The firm said it will use the net proceeds for R&D, including the continued development of its Acuitas AMR gene panels.
The company is taking the step to continue listing its shares on the Nasdaq, which had warned OpGen that did not meet a listing requirement calling for a minimum bid price of $1 per share.
OpGen had previously been warned by Nasdaq that it failed to meet listing requirements. Last week, the firm was told that it was ineligible for an extension to regain compliance.
OpGen expects to begin clinical validation studies for the AMR Gene Panel u5.47 for complicated urinary tract infections in Q4.
The company said it achieved important milestones in the development of its first Acuitas Rapid Test and the Acuitas Lighthouse Knowledgebase during the quarter.
The Gaithersburg, Maryland-based firm intends to use the proceeds for general corporate purposes, including working capital and product development.
The firm said it will offer 25 million units consisting of common stock and common warrants at $.40 per unit.
The company's Acuitas test provides information on the presence of 10 MDRO resistance genes in a single sample.
The company previously said that it planned to publicly offer up to $10 million in stocks and warrants.
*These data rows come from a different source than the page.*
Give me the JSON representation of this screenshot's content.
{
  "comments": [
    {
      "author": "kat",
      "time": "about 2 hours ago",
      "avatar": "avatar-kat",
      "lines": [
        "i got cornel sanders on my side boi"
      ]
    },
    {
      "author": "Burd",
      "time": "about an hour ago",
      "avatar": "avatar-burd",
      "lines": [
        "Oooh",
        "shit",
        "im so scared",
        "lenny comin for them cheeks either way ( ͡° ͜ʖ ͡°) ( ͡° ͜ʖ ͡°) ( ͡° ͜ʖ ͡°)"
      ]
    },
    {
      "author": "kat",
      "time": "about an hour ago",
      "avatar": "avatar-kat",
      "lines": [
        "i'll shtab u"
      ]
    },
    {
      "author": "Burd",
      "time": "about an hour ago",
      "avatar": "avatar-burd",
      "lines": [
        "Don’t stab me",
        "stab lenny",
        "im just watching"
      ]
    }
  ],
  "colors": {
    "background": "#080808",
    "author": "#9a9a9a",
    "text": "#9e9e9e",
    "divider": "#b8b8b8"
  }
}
It has not priced the offering yet.
Politico reports that the NYPD DNA database has grown since it announced it would be removing profiles from it.
Forbes reports that a structural biology lab at Oxford University studying the coronavirus was hacked.
Science reports that a Dutch research funding agency is combating a ransomware attack.
In Science this week: set of 64 haplotype assemblies from 32 individuals, and more.